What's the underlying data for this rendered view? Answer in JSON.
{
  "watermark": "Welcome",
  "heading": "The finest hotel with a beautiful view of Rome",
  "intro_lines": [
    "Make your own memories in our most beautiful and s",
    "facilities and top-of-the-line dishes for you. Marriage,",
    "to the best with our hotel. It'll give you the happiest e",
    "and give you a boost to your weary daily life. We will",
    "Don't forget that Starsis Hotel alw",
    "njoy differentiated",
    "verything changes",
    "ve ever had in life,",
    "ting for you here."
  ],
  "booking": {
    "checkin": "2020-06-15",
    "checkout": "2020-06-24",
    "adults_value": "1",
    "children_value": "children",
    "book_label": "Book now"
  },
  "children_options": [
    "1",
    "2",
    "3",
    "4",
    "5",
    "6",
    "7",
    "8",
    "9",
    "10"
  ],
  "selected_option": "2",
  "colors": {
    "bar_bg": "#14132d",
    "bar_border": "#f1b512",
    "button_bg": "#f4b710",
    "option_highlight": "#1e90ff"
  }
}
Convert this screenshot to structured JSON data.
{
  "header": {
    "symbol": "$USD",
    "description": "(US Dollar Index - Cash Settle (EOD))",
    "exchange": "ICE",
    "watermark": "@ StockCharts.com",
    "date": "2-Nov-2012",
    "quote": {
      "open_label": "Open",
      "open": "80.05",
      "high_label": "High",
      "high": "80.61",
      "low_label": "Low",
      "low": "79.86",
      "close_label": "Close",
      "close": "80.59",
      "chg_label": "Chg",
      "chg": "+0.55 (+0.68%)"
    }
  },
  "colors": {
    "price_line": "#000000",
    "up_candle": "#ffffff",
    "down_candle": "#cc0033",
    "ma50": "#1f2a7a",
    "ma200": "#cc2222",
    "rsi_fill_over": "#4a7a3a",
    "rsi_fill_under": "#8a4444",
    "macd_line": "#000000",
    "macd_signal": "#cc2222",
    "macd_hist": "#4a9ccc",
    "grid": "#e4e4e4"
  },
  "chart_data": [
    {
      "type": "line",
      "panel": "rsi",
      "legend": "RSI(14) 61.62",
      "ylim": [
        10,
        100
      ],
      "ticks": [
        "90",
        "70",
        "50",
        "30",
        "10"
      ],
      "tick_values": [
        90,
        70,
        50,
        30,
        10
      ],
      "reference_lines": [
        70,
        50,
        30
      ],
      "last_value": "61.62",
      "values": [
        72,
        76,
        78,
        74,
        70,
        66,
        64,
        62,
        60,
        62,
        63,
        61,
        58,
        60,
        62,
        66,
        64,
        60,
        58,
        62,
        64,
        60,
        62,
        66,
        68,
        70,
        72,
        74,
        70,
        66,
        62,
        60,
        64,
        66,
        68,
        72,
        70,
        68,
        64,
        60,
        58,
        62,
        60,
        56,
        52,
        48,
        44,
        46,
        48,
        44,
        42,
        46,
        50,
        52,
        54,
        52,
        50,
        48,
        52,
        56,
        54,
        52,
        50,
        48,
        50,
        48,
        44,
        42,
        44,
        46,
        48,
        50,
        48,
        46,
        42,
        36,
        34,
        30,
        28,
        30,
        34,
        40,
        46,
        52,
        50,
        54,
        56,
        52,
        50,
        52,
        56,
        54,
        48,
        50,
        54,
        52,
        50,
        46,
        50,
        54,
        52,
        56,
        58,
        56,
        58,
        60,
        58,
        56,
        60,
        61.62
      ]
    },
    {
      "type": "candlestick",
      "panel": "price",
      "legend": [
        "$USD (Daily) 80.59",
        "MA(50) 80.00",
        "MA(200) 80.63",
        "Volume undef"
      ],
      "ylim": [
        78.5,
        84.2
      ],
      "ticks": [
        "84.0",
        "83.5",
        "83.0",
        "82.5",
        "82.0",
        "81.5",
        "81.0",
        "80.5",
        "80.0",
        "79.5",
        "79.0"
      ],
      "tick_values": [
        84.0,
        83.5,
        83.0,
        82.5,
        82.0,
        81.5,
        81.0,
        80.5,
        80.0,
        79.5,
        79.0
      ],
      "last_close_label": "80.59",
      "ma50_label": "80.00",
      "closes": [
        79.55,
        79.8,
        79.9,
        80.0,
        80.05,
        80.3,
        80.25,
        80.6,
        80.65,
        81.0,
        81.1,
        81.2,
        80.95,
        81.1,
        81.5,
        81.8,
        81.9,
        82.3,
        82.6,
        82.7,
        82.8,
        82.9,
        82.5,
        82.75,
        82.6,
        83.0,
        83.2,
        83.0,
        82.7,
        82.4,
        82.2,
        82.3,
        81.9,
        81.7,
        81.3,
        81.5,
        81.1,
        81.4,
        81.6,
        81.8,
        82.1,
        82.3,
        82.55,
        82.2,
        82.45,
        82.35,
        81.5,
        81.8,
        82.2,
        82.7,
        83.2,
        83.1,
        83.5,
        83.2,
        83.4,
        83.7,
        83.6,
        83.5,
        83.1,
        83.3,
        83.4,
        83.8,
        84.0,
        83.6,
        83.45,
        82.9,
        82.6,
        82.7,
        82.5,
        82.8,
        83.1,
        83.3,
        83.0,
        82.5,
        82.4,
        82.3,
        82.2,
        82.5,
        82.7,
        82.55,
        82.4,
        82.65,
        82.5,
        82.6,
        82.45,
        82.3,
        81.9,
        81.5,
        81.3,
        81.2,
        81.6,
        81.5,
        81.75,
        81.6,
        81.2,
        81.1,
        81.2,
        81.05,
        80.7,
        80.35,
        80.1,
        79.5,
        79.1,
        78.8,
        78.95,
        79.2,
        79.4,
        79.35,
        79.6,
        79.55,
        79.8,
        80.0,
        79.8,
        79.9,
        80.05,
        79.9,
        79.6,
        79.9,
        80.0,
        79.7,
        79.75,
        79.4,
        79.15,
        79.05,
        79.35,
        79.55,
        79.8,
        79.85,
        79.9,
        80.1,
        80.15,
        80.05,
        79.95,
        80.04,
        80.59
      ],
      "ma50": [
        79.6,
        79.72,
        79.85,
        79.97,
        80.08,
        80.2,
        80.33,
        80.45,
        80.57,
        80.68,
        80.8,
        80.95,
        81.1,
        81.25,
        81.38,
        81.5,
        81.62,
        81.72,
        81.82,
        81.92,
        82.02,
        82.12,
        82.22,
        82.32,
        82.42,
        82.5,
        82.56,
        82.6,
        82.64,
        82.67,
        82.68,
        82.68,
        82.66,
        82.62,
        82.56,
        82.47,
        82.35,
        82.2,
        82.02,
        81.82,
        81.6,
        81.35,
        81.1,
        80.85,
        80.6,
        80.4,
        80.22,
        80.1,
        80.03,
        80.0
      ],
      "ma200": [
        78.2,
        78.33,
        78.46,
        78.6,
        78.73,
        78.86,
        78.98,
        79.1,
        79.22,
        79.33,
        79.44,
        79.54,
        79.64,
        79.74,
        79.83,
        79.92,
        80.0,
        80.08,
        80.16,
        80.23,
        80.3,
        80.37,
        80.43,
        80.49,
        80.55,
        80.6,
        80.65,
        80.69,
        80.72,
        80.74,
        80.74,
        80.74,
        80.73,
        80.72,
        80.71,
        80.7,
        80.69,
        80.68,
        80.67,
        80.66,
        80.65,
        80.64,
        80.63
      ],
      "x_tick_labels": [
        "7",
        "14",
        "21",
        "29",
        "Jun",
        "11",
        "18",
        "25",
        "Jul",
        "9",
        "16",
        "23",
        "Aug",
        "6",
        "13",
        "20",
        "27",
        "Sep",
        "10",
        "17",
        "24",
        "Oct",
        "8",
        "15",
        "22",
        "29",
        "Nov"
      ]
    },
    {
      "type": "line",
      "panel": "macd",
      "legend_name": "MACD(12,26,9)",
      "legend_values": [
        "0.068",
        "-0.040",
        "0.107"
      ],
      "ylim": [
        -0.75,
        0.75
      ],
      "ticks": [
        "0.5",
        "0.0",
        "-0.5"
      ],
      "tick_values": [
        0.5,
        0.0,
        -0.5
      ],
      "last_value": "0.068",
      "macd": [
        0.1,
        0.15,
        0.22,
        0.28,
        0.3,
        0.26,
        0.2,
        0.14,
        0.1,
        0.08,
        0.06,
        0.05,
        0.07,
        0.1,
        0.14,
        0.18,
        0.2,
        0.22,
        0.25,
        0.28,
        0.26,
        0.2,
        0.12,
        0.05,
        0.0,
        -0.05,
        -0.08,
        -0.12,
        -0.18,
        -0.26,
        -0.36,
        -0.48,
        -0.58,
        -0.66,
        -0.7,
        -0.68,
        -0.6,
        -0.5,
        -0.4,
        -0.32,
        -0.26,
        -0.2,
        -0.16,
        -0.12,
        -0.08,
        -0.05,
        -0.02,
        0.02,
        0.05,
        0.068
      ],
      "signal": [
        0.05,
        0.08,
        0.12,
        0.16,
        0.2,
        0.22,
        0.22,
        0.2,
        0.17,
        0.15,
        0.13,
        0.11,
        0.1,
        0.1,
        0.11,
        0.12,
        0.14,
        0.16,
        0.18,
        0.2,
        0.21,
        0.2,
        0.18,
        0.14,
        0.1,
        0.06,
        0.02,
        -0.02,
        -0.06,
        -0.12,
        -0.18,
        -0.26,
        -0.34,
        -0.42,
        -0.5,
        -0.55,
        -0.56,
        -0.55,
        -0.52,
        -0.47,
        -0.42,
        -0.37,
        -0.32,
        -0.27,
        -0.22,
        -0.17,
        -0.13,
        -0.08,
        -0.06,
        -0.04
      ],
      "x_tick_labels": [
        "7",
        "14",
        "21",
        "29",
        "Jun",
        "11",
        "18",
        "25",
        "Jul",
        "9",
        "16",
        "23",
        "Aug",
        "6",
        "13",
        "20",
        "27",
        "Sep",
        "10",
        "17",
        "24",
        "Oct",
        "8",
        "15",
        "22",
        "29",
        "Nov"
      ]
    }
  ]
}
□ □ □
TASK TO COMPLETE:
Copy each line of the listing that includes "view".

EXPECTED ANSWER:
What's the underlying data for this rendered view? Answer in JSON.
  "heading": "The finest hotel with a beautiful view of Rome",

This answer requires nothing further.